(Records from a data collection)
====
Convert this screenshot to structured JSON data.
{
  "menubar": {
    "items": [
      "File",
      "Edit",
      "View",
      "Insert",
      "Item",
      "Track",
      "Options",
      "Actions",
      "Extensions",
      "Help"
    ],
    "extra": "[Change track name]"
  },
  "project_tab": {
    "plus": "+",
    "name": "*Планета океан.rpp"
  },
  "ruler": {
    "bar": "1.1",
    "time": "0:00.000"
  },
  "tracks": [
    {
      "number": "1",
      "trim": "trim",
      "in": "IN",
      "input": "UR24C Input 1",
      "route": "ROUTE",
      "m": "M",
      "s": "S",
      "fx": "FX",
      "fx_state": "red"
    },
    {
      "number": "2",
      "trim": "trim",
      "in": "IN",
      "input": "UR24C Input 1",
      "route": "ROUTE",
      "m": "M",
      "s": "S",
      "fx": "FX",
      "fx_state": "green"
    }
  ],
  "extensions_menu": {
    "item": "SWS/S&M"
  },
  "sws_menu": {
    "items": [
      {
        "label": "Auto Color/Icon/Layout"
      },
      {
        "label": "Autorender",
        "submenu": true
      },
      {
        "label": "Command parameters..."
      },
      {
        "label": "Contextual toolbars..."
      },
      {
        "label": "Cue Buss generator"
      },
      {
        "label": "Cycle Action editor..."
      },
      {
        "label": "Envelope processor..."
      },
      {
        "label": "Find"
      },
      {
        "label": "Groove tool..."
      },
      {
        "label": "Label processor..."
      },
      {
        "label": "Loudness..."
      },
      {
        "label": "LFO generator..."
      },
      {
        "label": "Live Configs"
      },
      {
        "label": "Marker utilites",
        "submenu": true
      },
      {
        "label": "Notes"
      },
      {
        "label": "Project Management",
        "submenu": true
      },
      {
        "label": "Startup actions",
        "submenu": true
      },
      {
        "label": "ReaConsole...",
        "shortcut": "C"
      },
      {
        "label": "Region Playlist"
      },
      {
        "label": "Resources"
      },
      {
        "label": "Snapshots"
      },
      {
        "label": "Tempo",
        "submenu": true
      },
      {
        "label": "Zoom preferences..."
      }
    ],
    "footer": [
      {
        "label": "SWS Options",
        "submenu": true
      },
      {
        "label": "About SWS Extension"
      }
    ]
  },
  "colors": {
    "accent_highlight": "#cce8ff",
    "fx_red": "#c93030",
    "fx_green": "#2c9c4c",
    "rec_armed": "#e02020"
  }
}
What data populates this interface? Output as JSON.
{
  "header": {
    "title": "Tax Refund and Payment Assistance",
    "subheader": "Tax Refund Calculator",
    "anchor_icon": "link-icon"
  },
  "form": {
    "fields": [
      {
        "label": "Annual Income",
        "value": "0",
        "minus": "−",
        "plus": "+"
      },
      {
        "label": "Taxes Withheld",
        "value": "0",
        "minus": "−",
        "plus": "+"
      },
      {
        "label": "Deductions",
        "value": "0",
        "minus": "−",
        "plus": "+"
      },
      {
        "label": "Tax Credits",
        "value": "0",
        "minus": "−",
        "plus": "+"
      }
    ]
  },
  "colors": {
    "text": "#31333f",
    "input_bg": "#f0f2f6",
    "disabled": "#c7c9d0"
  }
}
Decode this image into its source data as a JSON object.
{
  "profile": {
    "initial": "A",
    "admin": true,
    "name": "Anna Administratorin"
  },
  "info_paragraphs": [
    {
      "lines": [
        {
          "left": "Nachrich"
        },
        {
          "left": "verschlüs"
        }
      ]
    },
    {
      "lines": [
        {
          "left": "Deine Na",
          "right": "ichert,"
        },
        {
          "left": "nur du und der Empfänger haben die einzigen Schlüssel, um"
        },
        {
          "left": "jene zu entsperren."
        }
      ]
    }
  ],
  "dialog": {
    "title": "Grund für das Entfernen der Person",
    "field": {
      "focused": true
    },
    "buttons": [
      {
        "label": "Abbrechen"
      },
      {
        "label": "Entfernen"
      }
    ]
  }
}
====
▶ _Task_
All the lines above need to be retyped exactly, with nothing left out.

▶ _Response area_
Convert this screenshot to structured JSON data.
{
  "menubar": {
    "items": [
      "File",
      "Edit",
      "View",
      "Insert",
      "Item",
      "Track",
      "Options",
      "Actions",
      "Extensions",
      "Help"
    ],
    "extra": "[Change track name]"
  },
  "project_tab": {
    "plus": "+",
    "name": "*Планета океан.rpp"
  },
  "ruler": {
    "bar": "1.1",
    "time": "0:00.000"
  },
  "tracks": [
    {
      "number": "1",
      "trim": "trim",
      "in": "IN",
      "input": "UR24C Input 1",
      "route": "ROUTE",
      "m": "M",
      "s": "S",
      "fx": "FX",
      "fx_state": "red"
    },
    {
      "number": "2",
      "trim": "trim",
      "in": "IN",
      "input": "UR24C Input 1",
      "route": "ROUTE",
      "m": "M",
      "s": "S",
      "fx": "FX",
      "fx_state": "green"
    }
  ],
  "extensions_menu": {
    "item": "SWS/S&M"
  },
  "sws_menu": {
    "items": [
      {
        "label": "Auto Color/Icon/Layout"
      },
      {
        "label": "Autorender",
        "submenu": true
      },
      {
        "label": "Command parameters..."
      },
      {
        "label": "Contextual toolbars..."
      },
      {
        "label": "Cue Buss generator"
      },
      {
        "label": "Cycle Action editor..."
      },
      {
        "label": "Envelope processor..."
      },
      {
        "label": "Find"
      },
      {
        "label": "Groove tool..."
      },
      {
        "label": "Label processor..."
      },
      {
        "label": "Loudness..."
      },
      {
        "label": "LFO generator..."
      },
      {
        "label": "Live Configs"
      },
      {
        "label": "Marker utilites",
        "submenu": true
      },
      {
        "label": "Notes"
      },
      {
        "label": "Project Management",
        "submenu": true
      },
      {
        "label": "Startup actions",
        "submenu": true
      },
      {
        "label": "ReaConsole...",
        "shortcut": "C"
      },
      {
        "label": "Region Playlist"
      },
      {
        "label": "Resources"
      },
      {
        "label": "Snapshots"
      },
      {
        "label": "Tempo",
        "submenu": true
      },
      {
        "label": "Zoom preferences..."
      }
    ],
    "footer": [
      {
        "label": "SWS Options",
        "submenu": true
      },
      {
        "label": "About SWS Extension"
      }
    ]
  },
  "colors": {
    "accent_highlight": "#cce8ff",
    "fx_red": "#c93030",
    "fx_green": "#2c9c4c",
    "rec_armed": "#e02020"
  }
}
What data populates this interface? Output as JSON.
{
  "header": {
    "title": "Tax Refund and Payment Assistance",
    "subheader": "Tax Refund Calculator",
    "anchor_icon": "link-icon"
  },
  "form": {
    "fields": [
      {
        "label": "Annual Income",
        "value": "0",
        "minus": "−",
        "plus": "+"
      },
      {
        "label": "Taxes Withheld",
        "value": "0",
        "minus": "−",
        "plus": "+"
      },
      {
        "label": "Deductions",
        "value": "0",
        "minus": "−",
        "plus": "+"
      },
      {
        "label": "Tax Credits",
        "value": "0",
        "minus": "−",
        "plus": "+"
      }
    ]
  },
  "colors": {
    "text": "#31333f",
    "input_bg": "#f0f2f6",
    "disabled": "#c7c9d0"
  }
}
Decode this image into its source data as a JSON object.
{
  "profile": {
    "initial": "A",
    "admin": true,
    "name": "Anna Administratorin"
  },
  "info_paragraphs": [
    {
      "lines": [
        {
          "left": "Nachrich"
        },
        {
          "left": "verschlüs"
        }
      ]
    },
    {
      "lines": [
        {
          "left": "Deine Na",
          "right": "ichert,"
        },
        {
          "left": "nur du und der Empfänger haben die einzigen Schlüssel, um"
        },
        {
          "left": "jene zu entsperren."
        }
      ]
    }
  ],
  "dialog": {
    "title": "Grund für das Entfernen der Person",
    "field": {
      "focused": true
    },
    "buttons": [
      {
        "label": "Abbrechen"
      },
      {
        "label": "Entfernen"
      }
    ]
  }
}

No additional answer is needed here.